With COVID-19, we’ve gotten familiar with shelter-in-place, social distancing, quarantine, sanitizing everything, essential errands only, and contactless delivery — terms that will, no doubt, become part of our novel Coronavirus lexicon.
To counter the carnage, slogans like “We’re all in this together” are born and communities rally around them. While offering hope and comfort to those affected by the virus, businesses must realize that it will take more than slogans to successfully reopen and attempt to normalize operations. Along with government aid, the use of technology and innovation will determine business winners and losers.
A New Normal?
As we come out of survival mode, there are a lot of decisions to be made. Businesses that most quickly adapt to a new environment and prove successful will likely need to implement additional technology along with on-the-fly innovation.

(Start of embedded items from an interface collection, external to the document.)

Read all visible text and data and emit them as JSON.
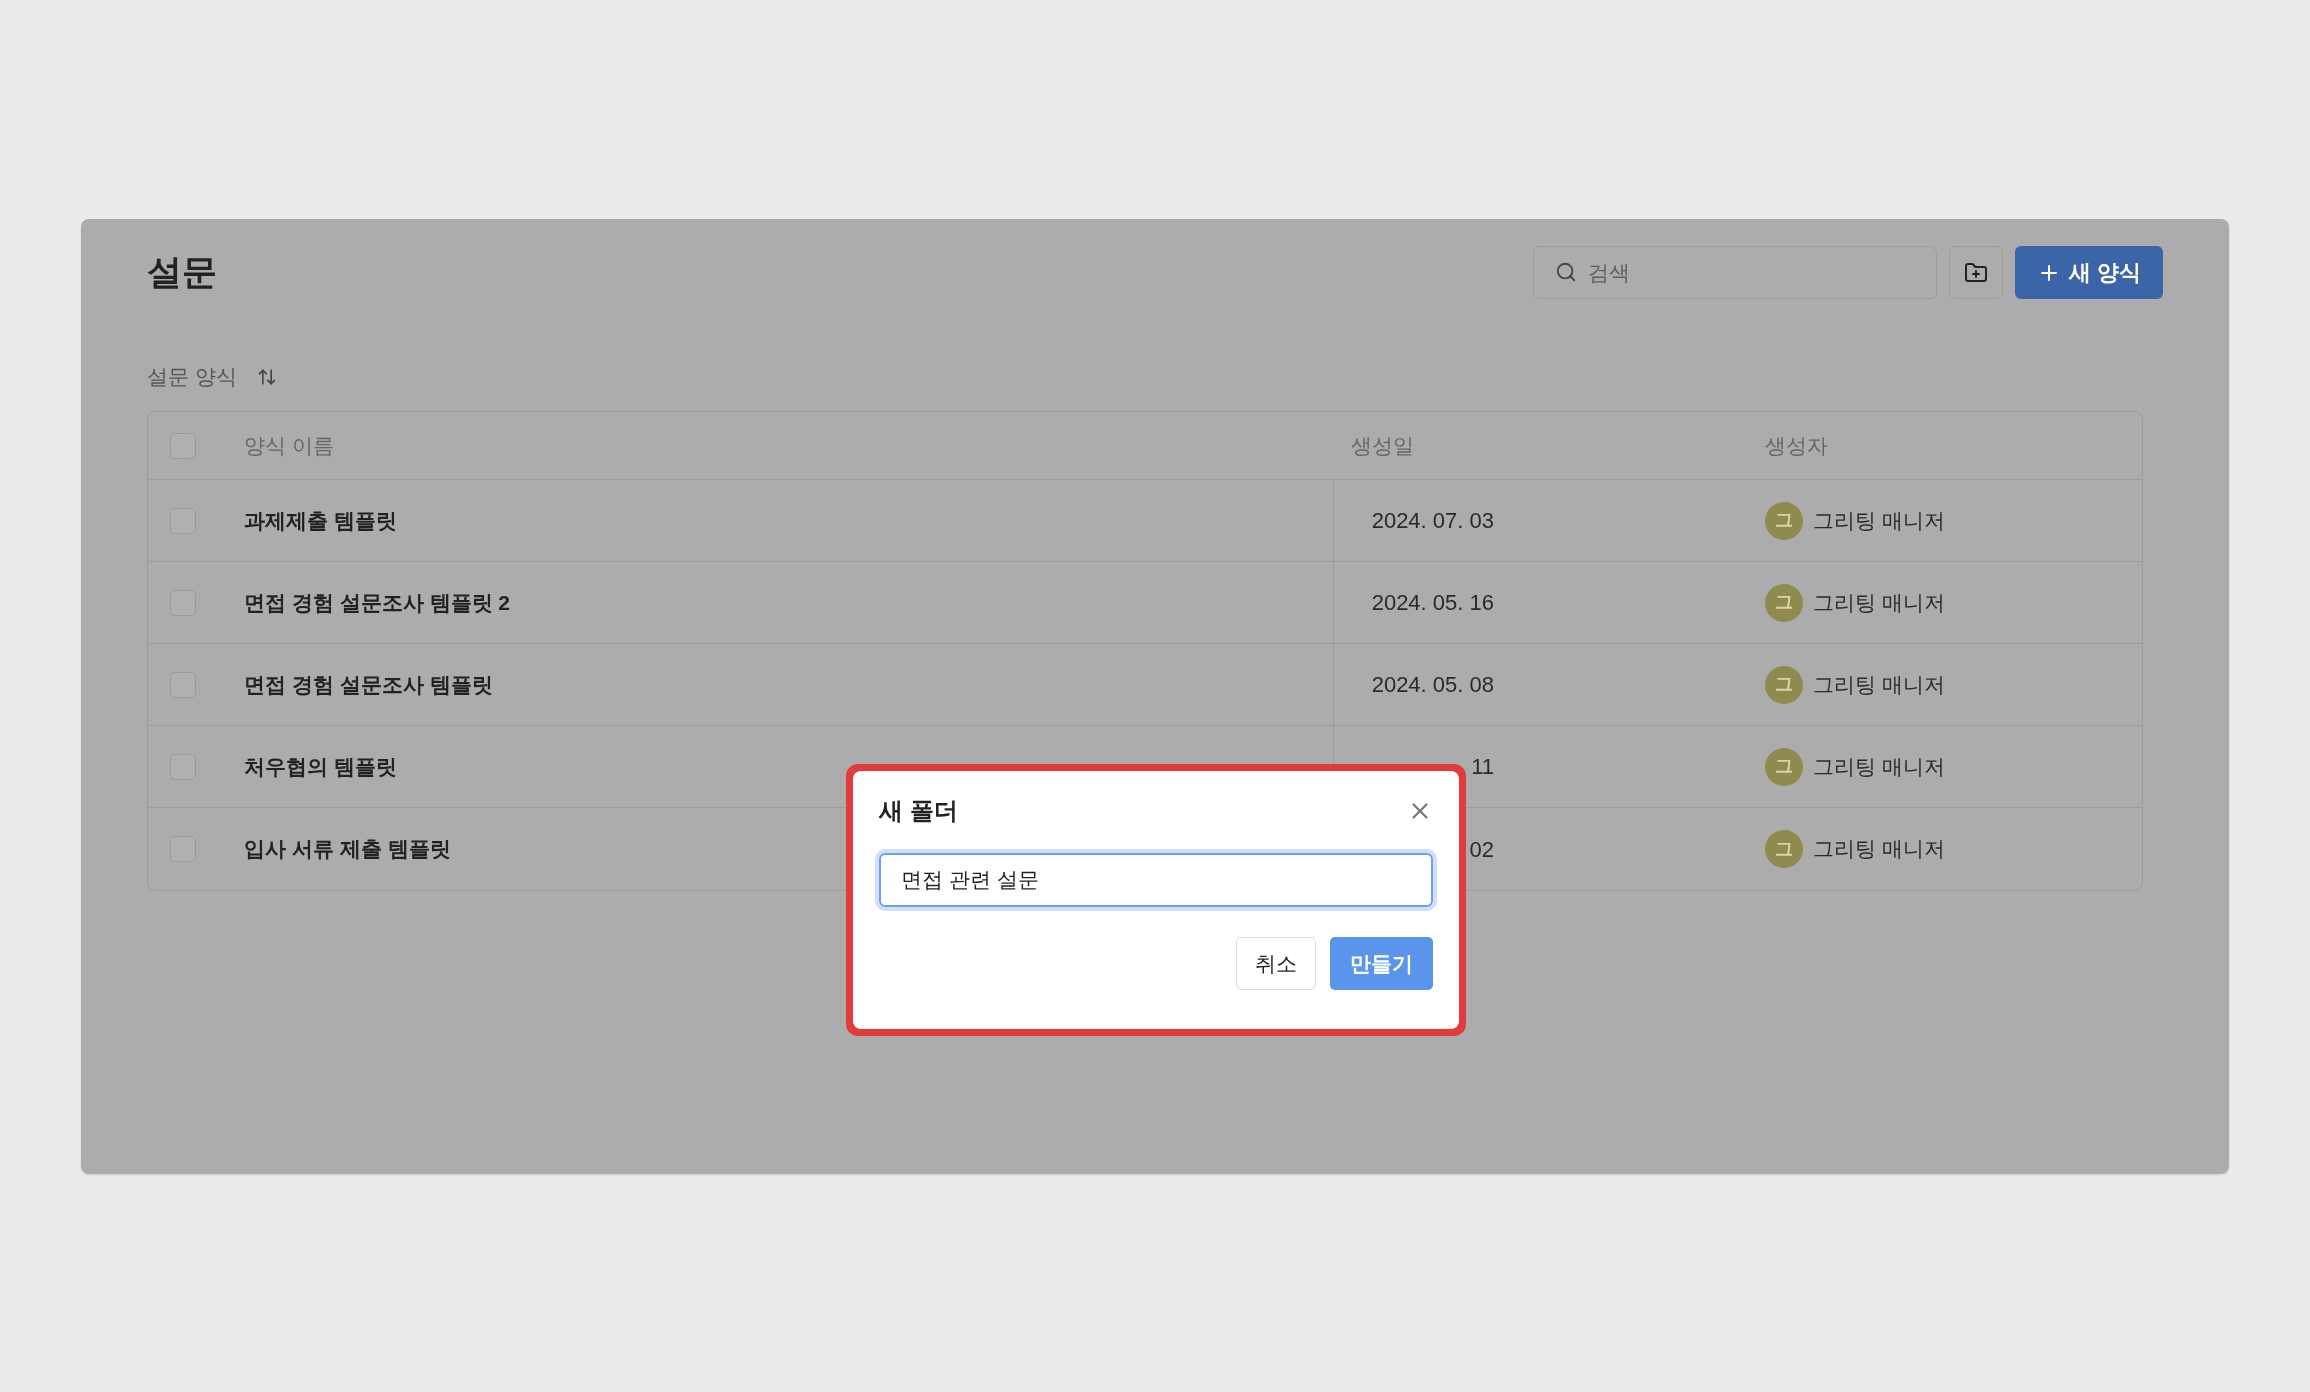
{
  "page": {
    "title": "설문"
  },
  "search": {
    "placeholder": "검색"
  },
  "new_button": {
    "label": "새 양식"
  },
  "section": {
    "label": "설문 양식"
  },
  "table": {
    "columns": [
      "양식 이름",
      "생성일",
      "생성자"
    ],
    "header_checked": false,
    "rows": [
      {
        "checked": false,
        "name": "과제제출 템플릿",
        "date": "2024. 07. 03",
        "avatar": "그",
        "creator": "그리팅 매니저"
      },
      {
        "checked": false,
        "name": "면접 경험 설문조사 템플릿 2",
        "date": "2024. 05. 16",
        "avatar": "그",
        "creator": "그리팅 매니저"
      },
      {
        "checked": false,
        "name": "면접 경험 설문조사 템플릿",
        "date": "2024. 05. 08",
        "avatar": "그",
        "creator": "그리팅 매니저"
      },
      {
        "checked": false,
        "name": "처우협의 템플릿",
        "date": "11",
        "avatar": "그",
        "creator": "그리팅 매니저"
      },
      {
        "checked": false,
        "name": "입사 서류 제출 템플릿",
        "date": "02",
        "avatar": "그",
        "creator": "그리팅 매니저"
      }
    ]
  },
  "dialog": {
    "title": "새 폴더",
    "value": "면접 관련 설문",
    "highlighted": true,
    "buttons": [
      {
        "kind": "secondary",
        "label": "취소"
      },
      {
        "kind": "primary",
        "label": "만들기"
      }
    ]
  }
}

In the past, the shift to digital may have been considered unneeded, fraught with risk or simply too complicated. People effectively working from home and shopping online for everyday essentials, during the crisis, have proven technology naysayers wrong. Instead of an “If it ain’t broke, don’t fix it” mentality, we need one that states, “Never stop innovating”.
Technology and Innovation at Work
To meet customer shelter-in-place needs, Panera Bread has just added produce, bread and other pantry staples to its pickup-and-delivery menus. To offer the expanded service, the company is leveraging its enormous supply chain and network of its own team of delivery drivers along with those of Grubhub to provide contactless delivery.
Due to Coronavirus outbreak restrictions, Mr. Holmes Bakehouse, located in San Francisco and Los Angeles, was forced to close due to having 60 of its wholesale customers cancel orders indefinitely. With no experience in eCommerce, the firm’s owner quickly revamped operations, along with the company’s website, to offer customers bake-at-home starter kits for its most popular products.
Kitchen-and-Bath (K&B) retailers, that require showing their products in vignettes within Coronavirus-closed retail locations, might suggest that clients take advantage of an in-home immersive virtual reality (VR) service to show different product options in different layouts.
More than ever our social existence and livelihood depend on our network carriers. Along with supporting our video-conferencing needs and streaming regular content, telecom companies like Verizon will start supporting real-time gaming and streaming of VR content over the 5G edge.
According to an AMA study from about a year ago, a little more than 15 percent of physicians worked in a practice that used telemedicine to interact with patients. COVID-19-spurredsocial distancing along with overwhelmed hospitals have become the catalyst for telemedicine.
With many countries around the world experiencing Coronavirus lockdown, the future of the fashion industry looks unclear. Worker and customer isolation are breaking down existing systems, requiring industry insiders to focus on experimentation with immersive technologies including how to create virtual clothing, virtual catwalks, and virtual showrooms.
As we come out of survival mode, do we go back to our long commutes or work from home? Do we go to grocery stores or continue using services like Instacart? Do we go to movie theaters or continue to stream on Netflix? Do we go back to see our doctors in person or leverage telemedicine? Do we send our kids back to school or continue to support them in e-learning? (I think we all know the answer to this one.)
What we’ve learned from past upheavals, for example, 9/11 and the global financial crisis of 2008, is that these events tend to amplify trends that are already in place. This pandemic will only accelerate our quest to develop innovative solutions and think of ways to adapt our business models to shifting paradigms.
Things Businesses Need to Focus on to Prepare for Post COVID-19
· Look at this as a time to boost brand awareness — increase use of social and streaming media
· Identify opportunities to further digitize the supply chain
· Leverage data analytics to identify changing market needs and trends
· Reorganize and train staff to cover on-the-fly changes to the business model